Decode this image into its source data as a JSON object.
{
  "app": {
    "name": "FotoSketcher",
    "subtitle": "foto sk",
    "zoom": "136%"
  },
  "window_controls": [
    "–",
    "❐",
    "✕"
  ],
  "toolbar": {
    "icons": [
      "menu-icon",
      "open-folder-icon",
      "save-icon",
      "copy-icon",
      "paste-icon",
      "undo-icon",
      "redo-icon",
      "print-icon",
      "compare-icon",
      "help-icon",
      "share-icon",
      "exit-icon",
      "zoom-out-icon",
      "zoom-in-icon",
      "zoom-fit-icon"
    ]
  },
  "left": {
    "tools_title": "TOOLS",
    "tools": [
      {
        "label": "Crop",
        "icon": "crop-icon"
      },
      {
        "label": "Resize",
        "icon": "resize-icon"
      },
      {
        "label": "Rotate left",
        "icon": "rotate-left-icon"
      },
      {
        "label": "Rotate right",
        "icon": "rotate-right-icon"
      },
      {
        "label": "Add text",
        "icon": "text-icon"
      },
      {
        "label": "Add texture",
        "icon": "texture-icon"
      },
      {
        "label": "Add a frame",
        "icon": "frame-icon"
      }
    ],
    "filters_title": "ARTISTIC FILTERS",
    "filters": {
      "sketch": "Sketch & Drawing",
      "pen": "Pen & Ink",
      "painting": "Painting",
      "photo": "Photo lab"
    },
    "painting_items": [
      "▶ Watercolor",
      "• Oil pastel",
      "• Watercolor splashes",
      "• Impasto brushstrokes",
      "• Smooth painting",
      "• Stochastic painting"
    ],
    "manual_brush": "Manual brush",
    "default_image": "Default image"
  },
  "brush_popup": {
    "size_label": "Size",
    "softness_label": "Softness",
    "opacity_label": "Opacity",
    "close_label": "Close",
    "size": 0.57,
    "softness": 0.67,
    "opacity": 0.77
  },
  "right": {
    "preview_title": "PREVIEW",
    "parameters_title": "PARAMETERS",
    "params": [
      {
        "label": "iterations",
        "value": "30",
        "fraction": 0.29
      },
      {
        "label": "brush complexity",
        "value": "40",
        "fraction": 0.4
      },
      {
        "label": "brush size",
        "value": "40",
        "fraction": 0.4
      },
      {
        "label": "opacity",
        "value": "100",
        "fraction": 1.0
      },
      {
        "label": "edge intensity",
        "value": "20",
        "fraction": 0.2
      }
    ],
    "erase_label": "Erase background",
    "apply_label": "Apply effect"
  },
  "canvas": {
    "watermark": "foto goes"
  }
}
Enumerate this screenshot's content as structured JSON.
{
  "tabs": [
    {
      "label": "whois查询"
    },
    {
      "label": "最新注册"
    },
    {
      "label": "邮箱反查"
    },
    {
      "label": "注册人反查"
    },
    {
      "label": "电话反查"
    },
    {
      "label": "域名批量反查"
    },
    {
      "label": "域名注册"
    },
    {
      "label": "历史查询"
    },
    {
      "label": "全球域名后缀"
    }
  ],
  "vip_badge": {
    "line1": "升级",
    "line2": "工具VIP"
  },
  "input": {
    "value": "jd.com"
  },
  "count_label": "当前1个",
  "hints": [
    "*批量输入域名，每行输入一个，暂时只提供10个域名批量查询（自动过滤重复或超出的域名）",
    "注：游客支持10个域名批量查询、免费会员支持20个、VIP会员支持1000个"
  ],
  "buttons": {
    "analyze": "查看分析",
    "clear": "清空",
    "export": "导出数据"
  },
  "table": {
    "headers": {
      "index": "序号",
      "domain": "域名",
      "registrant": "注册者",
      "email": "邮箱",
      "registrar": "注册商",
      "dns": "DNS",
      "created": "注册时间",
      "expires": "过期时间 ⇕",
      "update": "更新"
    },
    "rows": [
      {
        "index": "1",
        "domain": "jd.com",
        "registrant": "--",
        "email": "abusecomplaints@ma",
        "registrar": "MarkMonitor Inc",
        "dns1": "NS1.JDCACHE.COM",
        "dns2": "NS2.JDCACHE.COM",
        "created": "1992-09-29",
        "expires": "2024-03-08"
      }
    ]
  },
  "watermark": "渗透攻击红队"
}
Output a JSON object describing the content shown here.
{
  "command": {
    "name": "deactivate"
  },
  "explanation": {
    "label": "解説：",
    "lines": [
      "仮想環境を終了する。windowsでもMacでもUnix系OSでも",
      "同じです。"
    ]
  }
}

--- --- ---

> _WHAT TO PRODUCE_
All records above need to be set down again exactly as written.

> _RESPONSE TO THIS EXERCISE_
Decode this image into its source data as a JSON object.
{
  "app": {
    "name": "FotoSketcher",
    "subtitle": "foto sk",
    "zoom": "136%"
  },
  "window_controls": [
    "–",
    "❐",
    "✕"
  ],
  "toolbar": {
    "icons": [
      "menu-icon",
      "open-folder-icon",
      "save-icon",
      "copy-icon",
      "paste-icon",
      "undo-icon",
      "redo-icon",
      "print-icon",
      "compare-icon",
      "help-icon",
      "share-icon",
      "exit-icon",
      "zoom-out-icon",
      "zoom-in-icon",
      "zoom-fit-icon"
    ]
  },
  "left": {
    "tools_title": "TOOLS",
    "tools": [
      {
        "label": "Crop",
        "icon": "crop-icon"
      },
      {
        "label": "Resize",
        "icon": "resize-icon"
      },
      {
        "label": "Rotate left",
        "icon": "rotate-left-icon"
      },
      {
        "label": "Rotate right",
        "icon": "rotate-right-icon"
      },
      {
        "label": "Add text",
        "icon": "text-icon"
      },
      {
        "label": "Add texture",
        "icon": "texture-icon"
      },
      {
        "label": "Add a frame",
        "icon": "frame-icon"
      }
    ],
    "filters_title": "ARTISTIC FILTERS",
    "filters": {
      "sketch": "Sketch & Drawing",
      "pen": "Pen & Ink",
      "painting": "Painting",
      "photo": "Photo lab"
    },
    "painting_items": [
      "▶ Watercolor",
      "• Oil pastel",
      "• Watercolor splashes",
      "• Impasto brushstrokes",
      "• Smooth painting",
      "• Stochastic painting"
    ],
    "manual_brush": "Manual brush",
    "default_image": "Default image"
  },
  "brush_popup": {
    "size_label": "Size",
    "softness_label": "Softness",
    "opacity_label": "Opacity",
    "close_label": "Close",
    "size": 0.57,
    "softness": 0.67,
    "opacity": 0.77
  },
  "right": {
    "preview_title": "PREVIEW",
    "parameters_title": "PARAMETERS",
    "params": [
      {
        "label": "iterations",
        "value": "30",
        "fraction": 0.29
      },
      {
        "label": "brush complexity",
        "value": "40",
        "fraction": 0.4
      },
      {
        "label": "brush size",
        "value": "40",
        "fraction": 0.4
      },
      {
        "label": "opacity",
        "value": "100",
        "fraction": 1.0
      },
      {
        "label": "edge intensity",
        "value": "20",
        "fraction": 0.2
      }
    ],
    "erase_label": "Erase background",
    "apply_label": "Apply effect"
  },
  "canvas": {
    "watermark": "foto goes"
  }
}
Enumerate this screenshot's content as structured JSON.
{
  "tabs": [
    {
      "label": "whois查询"
    },
    {
      "label": "最新注册"
    },
    {
      "label": "邮箱反查"
    },
    {
      "label": "注册人反查"
    },
    {
      "label": "电话反查"
    },
    {
      "label": "域名批量反查"
    },
    {
      "label": "域名注册"
    },
    {
      "label": "历史查询"
    },
    {
      "label": "全球域名后缀"
    }
  ],
  "vip_badge": {
    "line1": "升级",
    "line2": "工具VIP"
  },
  "input": {
    "value": "jd.com"
  },
  "count_label": "当前1个",
  "hints": [
    "*批量输入域名，每行输入一个，暂时只提供10个域名批量查询（自动过滤重复或超出的域名）",
    "注：游客支持10个域名批量查询、免费会员支持20个、VIP会员支持1000个"
  ],
  "buttons": {
    "analyze": "查看分析",
    "clear": "清空",
    "export": "导出数据"
  },
  "table": {
    "headers": {
      "index": "序号",
      "domain": "域名",
      "registrant": "注册者",
      "email": "邮箱",
      "registrar": "注册商",
      "dns": "DNS",
      "created": "注册时间",
      "expires": "过期时间 ⇕",
      "update": "更新"
    },
    "rows": [
      {
        "index": "1",
        "domain": "jd.com",
        "registrant": "--",
        "email": "abusecomplaints@ma",
        "registrar": "MarkMonitor Inc",
        "dns1": "NS1.JDCACHE.COM",
        "dns2": "NS2.JDCACHE.COM",
        "created": "1992-09-29",
        "expires": "2024-03-08"
      }
    ]
  },
  "watermark": "渗透攻击红队"
}
Output a JSON object describing the content shown here.
{
  "command": {
    "name": "deactivate"
  },
  "explanation": {
    "label": "解説：",
    "lines": [
      "仮想環境を終了する。windowsでもMacでもUnix系OSでも",
      "同じです。"
    ]
  }
}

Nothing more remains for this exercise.